Bellagio, like so many other Billante enterprises, is a superbreed; it has not only flourished while its CityPlace competition floundered but has even expanded — a bakery café was added as a side business a few years after the main restaurant opened. And the restaurant is either much improved or it got some bum buzz, because we had a terrific meal there.
Bellagio, which seats 290 (with 150 on the patio), does not take reservations — another reason you need a ringmaster who's going to summon you toot-sweet as you wait wedged into a throng of tweens, twinks, geezers, and breast-feeding mums, all of whom are screaming, cooing, canoodling, or yakking into cell phones. In fine weather, Bellagio is a pleasant place to eat outdoors — you're part of the crowd yet conveniently separate from it. The fountain wafts cool air, the whole complex is brightly lit and festive, and the people-watching is a gas.
Billante has hit on a bankruptcy-proof formula: Home-cook your fare, serve it at decent prices, and the masses will come. I don't know when I last saw a double pork chop, grilled so it's just barely pink in the center and full of juice, served with its dramatic, curving bone intact, for a ridiculously low $21.95. I've paid $40 for smaller, drier chops at many a hoity boîte in my time.
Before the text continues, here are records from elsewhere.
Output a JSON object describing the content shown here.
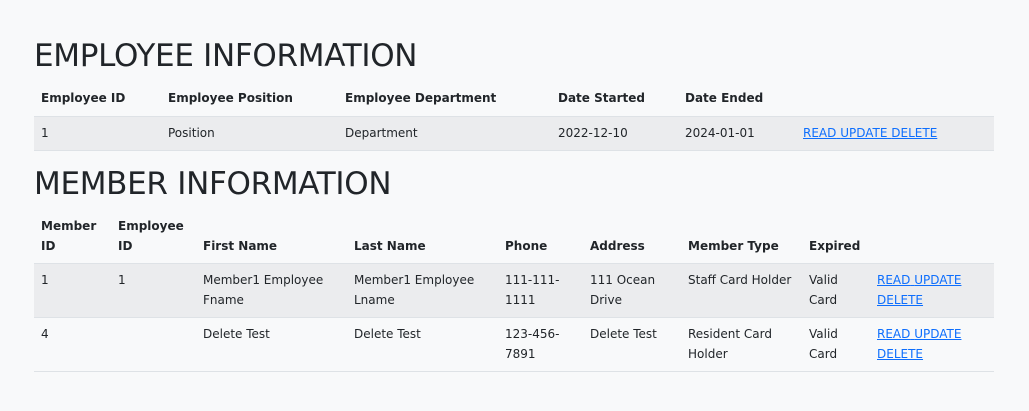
{
  "employee": {
    "title": "EMPLOYEE INFORMATION",
    "headers": [
      "Employee ID",
      "Employee Position",
      "Employee Department",
      "Date Started",
      "Date Ended"
    ],
    "rows": [
      {
        "id": "1",
        "position": "Position",
        "department": "Department",
        "started": "2022-12-10",
        "ended": "2024-01-01"
      }
    ]
  },
  "member": {
    "title": "MEMBER INFORMATION",
    "headers": [
      "Member ID",
      "Employee ID",
      "First Name",
      "Last Name",
      "Phone",
      "Address",
      "Member Type",
      "Expired"
    ],
    "rows": [
      {
        "member_id": "1",
        "employee_id": "1",
        "first": "Member1 Employee Fname",
        "last": "Member1 Employee Lname",
        "phone": "111-111-1111",
        "address": "111 Ocean Drive",
        "type": "Staff Card Holder",
        "expired": "Valid Card"
      },
      {
        "member_id": "4",
        "employee_id": "",
        "first": "Delete Test",
        "last": "Delete Test",
        "phone": "123-456-7891",
        "address": "Delete Test",
        "type": "Resident Card Holder",
        "expired": "Valid Card"
      }
    ]
  },
  "actions": {
    "read": "READ",
    "update": "UPDATE",
    "delete": "DELETE"
  }
}
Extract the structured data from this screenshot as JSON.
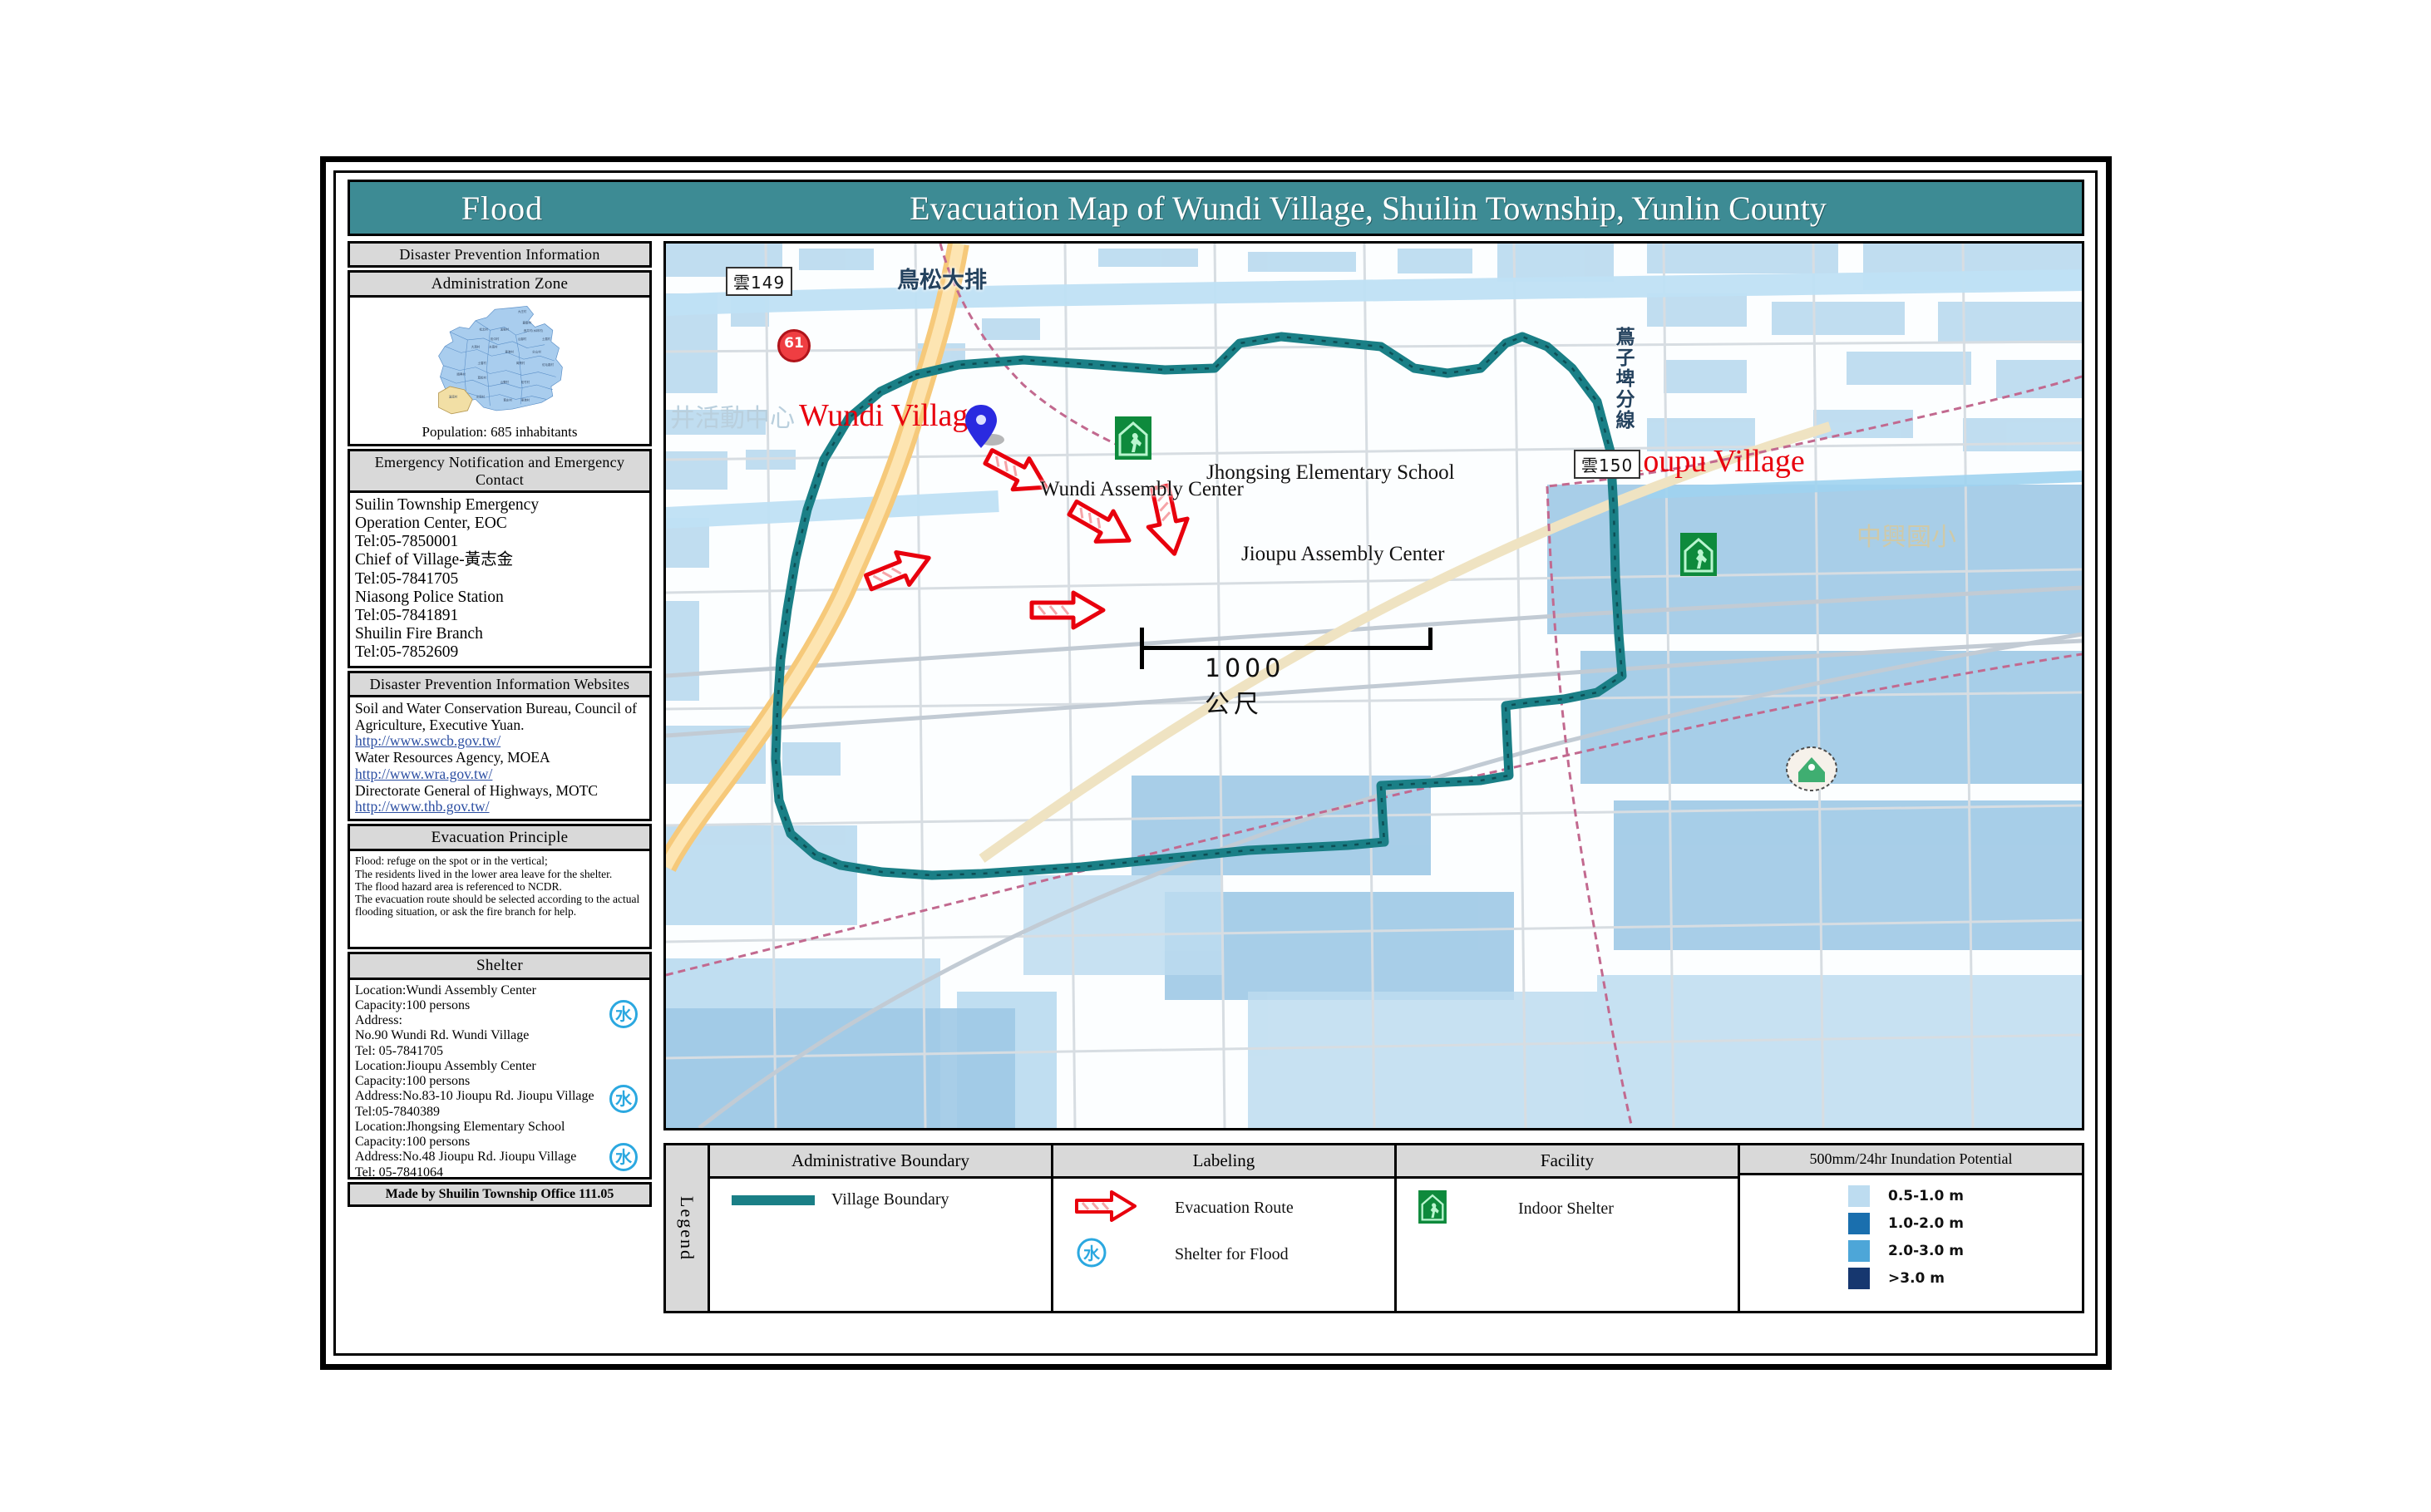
{
  "header": {
    "flood_label": "Flood",
    "title": "Evacuation Map of  Wundi Village, Shuilin Township, Yunlin County"
  },
  "sidebar": {
    "disaster_info_header": "Disaster  Prevention  Information",
    "admin_zone": {
      "header": "Administration Zone",
      "population": "Population: 685 inhabitants"
    },
    "emergency": {
      "header": "Emergency  Notification and Emergency Contact",
      "contacts": "Suilin Township Emergency\nOperation Center, EOC\nTel:05-7850001\nChief of  Village-黃志金\nTel:05-7841705\nNiasong Police Station\nTel:05-7841891\nShuilin Fire Branch\nTel:05-7852609"
    },
    "websites": {
      "header": "Disaster Prevention Information Websites",
      "items": [
        {
          "org": "Soil and Water Conservation Bureau, Council of Agriculture, Executive Yuan.",
          "url": "http://www.swcb.gov.tw/"
        },
        {
          "org": "Water Resources Agency, MOEA",
          "url": "http://www.wra.gov.tw/"
        },
        {
          "org": "Directorate General of Highways, MOTC",
          "url": "http://www.thb.gov.tw/"
        }
      ]
    },
    "principle": {
      "header": "Evacuation Principle",
      "text": "Flood: refuge on the spot or in the vertical;\nThe residents lived in the lower area leave for the shelter.\nThe flood hazard area is referenced to NCDR.\nThe evacuation route should be selected according to the actual flooding situation, or ask the fire branch for help."
    },
    "shelter": {
      "header": "Shelter",
      "text": "Location:Wundi Assembly Center\nCapacity:100 persons\nAddress:\nNo.90 Wundi Rd. Wundi Village\nTel: 05-7841705\nLocation:Jioupu Assembly Center\nCapacity:100 persons\nAddress:No.83-10 Jioupu Rd. Jioupu Village\nTel:05-7840389\nLocation:Jhongsing Elementary School\nCapacity:100 persons\nAddress:No.48 Jioupu Rd. Jioupu Village\nTel: 05-7841064"
    },
    "made_by": "Made by Shuilin Township Office 111.05"
  },
  "map": {
    "labels": {
      "wundi_village": "Wundi  Village",
      "jioupu_village": "Jioupu  Village",
      "wundi_assembly_center": "Wundi Assembly Center",
      "jioupu_assembly_center": "Jioupu Assembly Center",
      "jhongsing_elementary_school": "Jhongsing Elementary School",
      "road_yun149": "雲149",
      "road_yun150": "雲150",
      "highway_61": "61",
      "drainage_niaosong": "鳥松大排",
      "canal_label": "蔦子埤分線",
      "school_cn": "中興國小",
      "activity_center_cn": "井活動中心"
    },
    "scale": {
      "text": "1000公尺"
    }
  },
  "legend": {
    "tab_label": "Legend",
    "columns": [
      {
        "header": "Administrative Boundary",
        "items": [
          {
            "key": "boundary-line",
            "label": "Village Boundary"
          }
        ]
      },
      {
        "header": "Labeling",
        "items": [
          {
            "key": "red-arrow-icon",
            "label": "Evacuation Route"
          },
          {
            "key": "water-shelter-icon",
            "label": "Shelter for Flood"
          }
        ]
      },
      {
        "header": "Facility",
        "items": [
          {
            "key": "indoor-shelter-icon",
            "label": "Indoor Shelter"
          }
        ]
      }
    ],
    "inundation": {
      "header": "500mm/24hr  Inundation  Potential",
      "classes": [
        {
          "label": "0.5-1.0 m",
          "color": "#bddcf0"
        },
        {
          "label": "1.0-2.0 m",
          "color": "#1a6fae"
        },
        {
          "label": "2.0-3.0 m",
          "color": "#4da6d8"
        },
        {
          "label": ">3.0 m",
          "color": "#16376f"
        }
      ]
    }
  },
  "colors": {
    "title_bar": "#3d8b94",
    "village_boundary": "#1a7f86",
    "red_label": "#e8000d",
    "shelter_green": "#0e8a3c"
  }
}
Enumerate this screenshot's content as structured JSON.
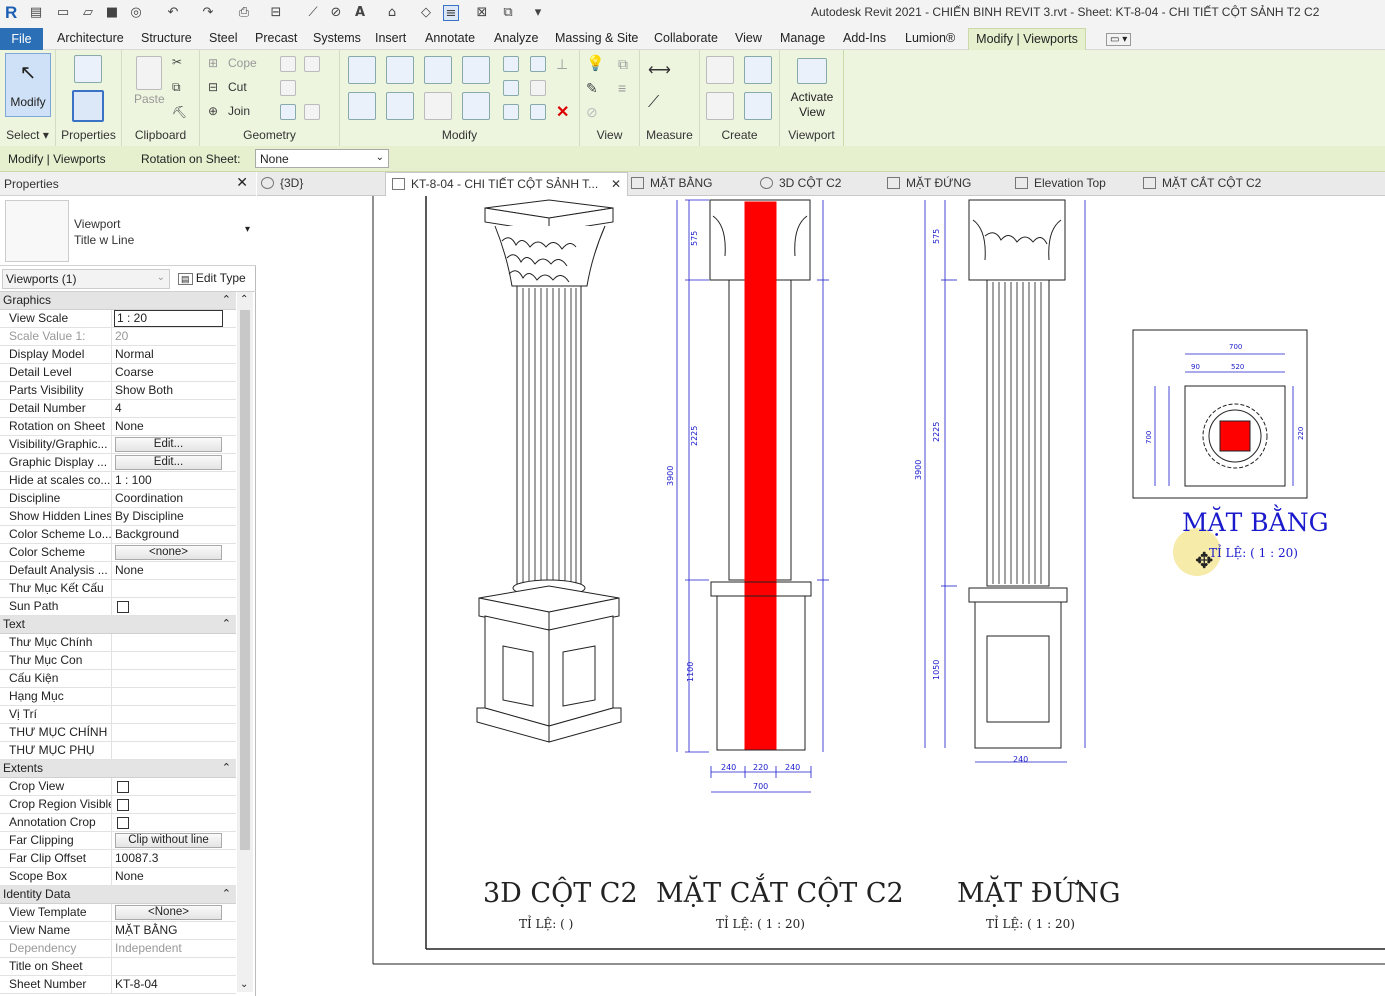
{
  "app": {
    "window_title": "Autodesk Revit 2021 - CHIẾN BINH REVIT 3.rvt - Sheet: KT-8-04 - CHI TIẾT CỘT SẢNH T2 C2"
  },
  "menu": {
    "file": "File",
    "tabs": [
      "Architecture",
      "Structure",
      "Steel",
      "Precast",
      "Systems",
      "Insert",
      "Annotate",
      "Analyze",
      "Massing & Site",
      "Collaborate",
      "View",
      "Manage",
      "Add-Ins",
      "Lumion®"
    ],
    "context_tab": "Modify | Viewports"
  },
  "ribbon": {
    "modify_label": "Modify",
    "properties_label": "Properties",
    "paste_label": "Paste",
    "cope_label": "Cope",
    "cut_label": "Cut",
    "join_label": "Join",
    "activate_view_label": "Activate View",
    "groups": {
      "select": "Select",
      "properties": "Properties",
      "clipboard": "Clipboard",
      "geometry": "Geometry",
      "modify": "Modify",
      "view": "View",
      "measure": "Measure",
      "create": "Create",
      "viewport": "Viewport"
    }
  },
  "options_bar": {
    "context": "Modify | Viewports",
    "rotation_label": "Rotation on Sheet:",
    "rotation_value": "None"
  },
  "properties_panel": {
    "title": "Properties",
    "type_line1": "Viewport",
    "type_line2": "Title w Line",
    "selector": "Viewports (1)",
    "edit_type": "Edit Type",
    "sections": [
      {
        "name": "Graphics",
        "rows": [
          {
            "k": "View Scale",
            "v": "1 : 20",
            "kind": "input"
          },
          {
            "k": "Scale Value    1:",
            "v": "20",
            "kind": "dim"
          },
          {
            "k": "Display Model",
            "v": "Normal"
          },
          {
            "k": "Detail Level",
            "v": "Coarse"
          },
          {
            "k": "Parts Visibility",
            "v": "Show Both"
          },
          {
            "k": "Detail Number",
            "v": "4"
          },
          {
            "k": "Rotation on Sheet",
            "v": "None"
          },
          {
            "k": "Visibility/Graphic...",
            "v": "Edit...",
            "kind": "button"
          },
          {
            "k": "Graphic Display ...",
            "v": "Edit...",
            "kind": "button"
          },
          {
            "k": "Hide at scales co...",
            "v": "1 : 100"
          },
          {
            "k": "Discipline",
            "v": "Coordination"
          },
          {
            "k": "Show Hidden Lines",
            "v": "By Discipline"
          },
          {
            "k": "Color Scheme Lo...",
            "v": "Background"
          },
          {
            "k": "Color Scheme",
            "v": "<none>",
            "kind": "button"
          },
          {
            "k": "Default Analysis ...",
            "v": "None"
          },
          {
            "k": "Thư Mục Kết Cấu",
            "v": ""
          },
          {
            "k": "Sun Path",
            "v": "",
            "kind": "check"
          }
        ]
      },
      {
        "name": "Text",
        "rows": [
          {
            "k": "Thư Mục Chính",
            "v": ""
          },
          {
            "k": "Thư Mục Con",
            "v": ""
          },
          {
            "k": "Cấu Kiện",
            "v": ""
          },
          {
            "k": "Hạng Mục",
            "v": ""
          },
          {
            "k": "Vị Trí",
            "v": ""
          },
          {
            "k": "THƯ MỤC CHÍNH",
            "v": ""
          },
          {
            "k": "THƯ MỤC PHỤ",
            "v": ""
          }
        ]
      },
      {
        "name": "Extents",
        "rows": [
          {
            "k": "Crop View",
            "v": "",
            "kind": "check"
          },
          {
            "k": "Crop Region Visible",
            "v": "",
            "kind": "check"
          },
          {
            "k": "Annotation Crop",
            "v": "",
            "kind": "check"
          },
          {
            "k": "Far Clipping",
            "v": "Clip without line",
            "kind": "button"
          },
          {
            "k": "Far Clip Offset",
            "v": "10087.3"
          },
          {
            "k": "Scope Box",
            "v": "None"
          }
        ]
      },
      {
        "name": "Identity Data",
        "rows": [
          {
            "k": "View Template",
            "v": "<None>",
            "kind": "button"
          },
          {
            "k": "View Name",
            "v": "MẶT BẰNG"
          },
          {
            "k": "Dependency",
            "v": "Independent",
            "kind": "dim"
          },
          {
            "k": "Title on Sheet",
            "v": ""
          },
          {
            "k": "Sheet Number",
            "v": "KT-8-04"
          }
        ]
      }
    ]
  },
  "doc_tabs": [
    {
      "label": "{3D}",
      "active": false
    },
    {
      "label": "KT-8-04 - CHI TIẾT CỘT SẢNH T...",
      "active": true
    },
    {
      "label": "MẶT BẰNG",
      "active": false
    },
    {
      "label": "3D CỘT C2",
      "active": false
    },
    {
      "label": "MẶT ĐỨNG",
      "active": false
    },
    {
      "label": "Elevation Top",
      "active": false
    },
    {
      "label": "MẶT CẮT CỘT C2",
      "active": false
    }
  ],
  "sheet": {
    "views": [
      {
        "title": "3D CỘT C2",
        "scale": "TỈ LỆ: ( )"
      },
      {
        "title": "MẶT CẮT CỘT C2",
        "scale": "TỈ LỆ: ( 1 : 20)"
      },
      {
        "title": "MẶT ĐỨNG",
        "scale": "TỈ LỆ: ( 1 : 20)"
      },
      {
        "title": "MẶT BẰNG",
        "scale": "TỈ LỆ: ( 1 : 20)"
      }
    ],
    "dims_section": [
      "575",
      "2225",
      "3900",
      "1100",
      "240",
      "220",
      "240",
      "700"
    ],
    "dims_elev": [
      "575",
      "2225",
      "3900",
      "1050",
      "240"
    ],
    "dims_plan": [
      "700",
      "520",
      "90",
      "220",
      "700"
    ]
  },
  "colors": {
    "context_green": "#eef5df",
    "file_blue": "#2b6fb6",
    "section_red": "#ff0000",
    "dim_blue": "#1a1acc"
  }
}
Bellagio's came smothered in hot peppers and sautéed onions.
You'd have to eat your weight in homemade pasta to spend any real money here. Fifteen bucks buys you a big platter that reminds you why carbs rule. I defy anybody to resist Bellagio's fettuccine Alfredo ($14.95), spun silk swaddled in cream, piquant with parm and pepper (add chicken if you must for an extra $5). Fusilli telefono was equally bodacious — chewy twirls of pasta in a classic sauce: marinara, bits of mozzarella, lots of Parmesan, snips of fresh basil ($13.95). Billante reportedly discovered Bellagio's penette at Harry's Bar in Venice; here, it's a combination of garlic, olive oil, spinach, sun-dried tomato, and pine nuts that's worth mopping up with your last crust of bread. There's also homemade agnolotti, veal-stuffed tortellini, and spaghetti Bolognese.